Coping with Loss and Bereavement

Jody and Alan Fanagan (Fanagan’s Funeral Directors); Niamh Fizpatrick; Sharon Foley (CEO, the Irish Hospice Foundation); Orla Keegan; Bryan Nolan and Breffni McGuinness (all Irish Hospice Foundation)

By Eoin Meegan

The Irish Hospice Foundation held their annual evening of remembrance and reflection in November. It was a chance for people to meet with and find out more about bereavement support services that are available to them. The venue this year was the Alex hotel and the theme was Living with Loss.

Addressing the gathering, Breffni McGuinness of the Irish Hospice Foundation described grief like a ball in a jar. You are the jar and the ball is your grief. But instead of seeing the ball as getting smaller and smaller, symbolising the gradual diminishment of grief with the passing years, Breffni turns the analogy on its head.

“The grief (or ball) remains the same size,” he says, “but the jar (you) grows and expands, a symbol that we grow until we are able to integrate it into ourselves.”

But he emphasises that this doesn’t mean grief ever goes away completely. Indeed, getting rid of grief is not the objective as many may think, rather it is facing it and gaining an acceptance of it. “There will always be trigger moments like anniversaries or Christmas when we are reminded of our grief, and at these times we shrink again.” He describes these moments as a “grief burst”, timely reminders that the grief, in some part, will always be there.

The keynote speaker of the night was Niamh Fitzpatrick. Niamh is a psychologist and sister of Captain Dara Fitzpatrick, who died along with three of her colleagues in the Rescue 116 helicopter tragedy off the coast of Mayo in March 2017. Her talk was ‘Living with Loss: Observations on Grief from the Inside Out.’

Niamh described herself as having been “broken” after the event. She compared the journey through grief to the Thai football team who were trapped in a cave last year. There was only one way out and they had to take it.

Grief can be a little bit like that, you simply find the courage to go through it. And this in itself can be therapeutic. She summed it up by saying grief has “no manners”. A very apt description, which touched a chord with many in the audience.

There was a poignant moment when the Living with Loss candle was lit by Kate Burke of Anam Cara (a support group for child bereavement), creating a central focus for the many disparate strands of grief in the room.    

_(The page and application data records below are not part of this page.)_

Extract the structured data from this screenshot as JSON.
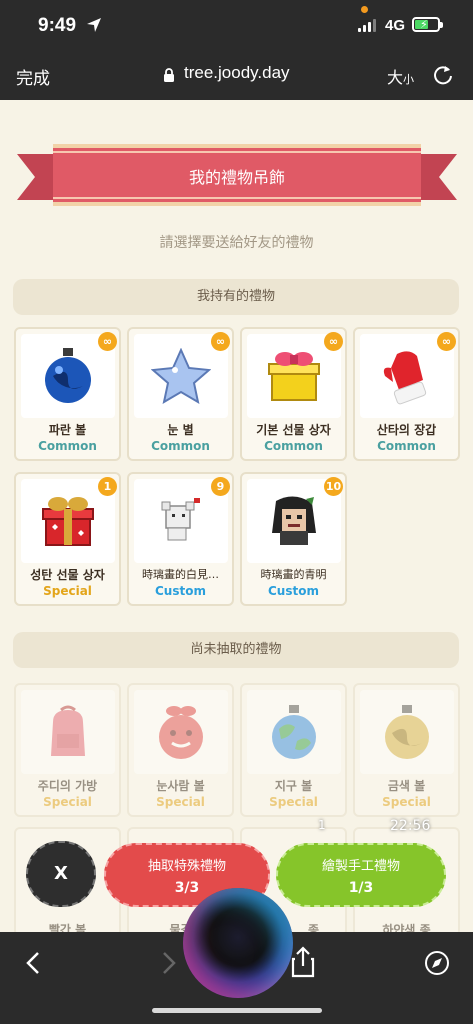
{
  "status_bar": {
    "time": "9:49",
    "network": "4G"
  },
  "browser": {
    "done_label": "完成",
    "url": "tree.joody.day",
    "font_size_big": "大",
    "font_size_small": "小"
  },
  "page": {
    "banner_title": "我的禮物吊飾",
    "subtitle": "請選擇要送給好友的禮物",
    "owned_section_title": "我持有的禮物",
    "owned": [
      {
        "name": "파란 볼",
        "rarity": "Common",
        "count": "∞",
        "icon": "blue-ornament-icon"
      },
      {
        "name": "눈 별",
        "rarity": "Common",
        "count": "∞",
        "icon": "star-icon"
      },
      {
        "name": "기본 선물 상자",
        "rarity": "Common",
        "count": "∞",
        "icon": "gift-box-icon"
      },
      {
        "name": "산타의 장갑",
        "rarity": "Common",
        "count": "∞",
        "icon": "mitten-icon"
      },
      {
        "name": "성탄 선물 상자",
        "rarity": "Special",
        "count": "1",
        "icon": "christmas-gift-icon"
      },
      {
        "name": "時璃畫的白見…",
        "rarity": "Custom",
        "count": "9",
        "icon": "pixel-mouse-drawing-icon"
      },
      {
        "name": "時璃畫的青明",
        "rarity": "Custom",
        "count": "10",
        "icon": "pixel-portrait-drawing-icon"
      }
    ],
    "locked_section_title": "尚未抽取的禮物",
    "locked": [
      {
        "name": "주디의 가방",
        "rarity": "Special",
        "icon": "backpack-icon"
      },
      {
        "name": "눈사람 볼",
        "rarity": "Special",
        "icon": "snowman-ornament-icon"
      },
      {
        "name": "지구 볼",
        "rarity": "Special",
        "icon": "earth-ornament-icon"
      },
      {
        "name": "금색 볼",
        "rarity": "Special",
        "icon": "gold-ornament-icon"
      }
    ],
    "locked_row2_partial": [
      "빨간 볼",
      "물결",
      "종",
      "하얀색 종"
    ]
  },
  "actions": {
    "close_label": "X",
    "draw_label": "抽取特殊禮物",
    "draw_count": "3/3",
    "craft_label": "繪製手工禮物",
    "craft_count": "1/3"
  },
  "overlay": {
    "one": "1",
    "time": "22:56"
  },
  "colors": {
    "banner": "#e05a66",
    "common": "#4aa0a0",
    "special": "#e3a51b",
    "custom": "#2a9fdc",
    "badge": "#f4a81d"
  }
}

If you are experiencing grief of any kind, remember you do not have to go through it alone. Seek the support that works for you, remember it’s not a one fits all, what works for one person will not necessarily work for another. Be kind to yourself.

If you had a physical injury, everyone would sympathise with you but people cannot see grief, so you have to tell them. Nurture yourself, allow yourself time to heal, find one person you can truly be yourself with.

Above all, go gently with your own grief. And remember that grieving is hard work and takes a lot out of you, so you need to take good care of your body during this time; stay healthy.

As well as the Irish Hospice Foundation, other leading bereavement groups attended. These were: A little Lifetime Foundation, Féileacáin, Miscarriage Association of Ireland, Anam Cara, FirstLight, Barnardos, Irish Childhood Bereavement Network, Rainbows Ireland, Beginning Experience, Bethany Bereavement Support Group,, AdVIC, SAH (Support After Homicide), Living Links (outreach support for suicide bereaved), Pieta House, Turas le Cheile, Citizens Information Service, Embrace FARM, Purple House Cancer Support, PCI Counselling, Village Counselling Services, and the Samaritans.

If you need to, please feel free to contact any of these support organisations. The event was supported by Fanagans Funeral Directors.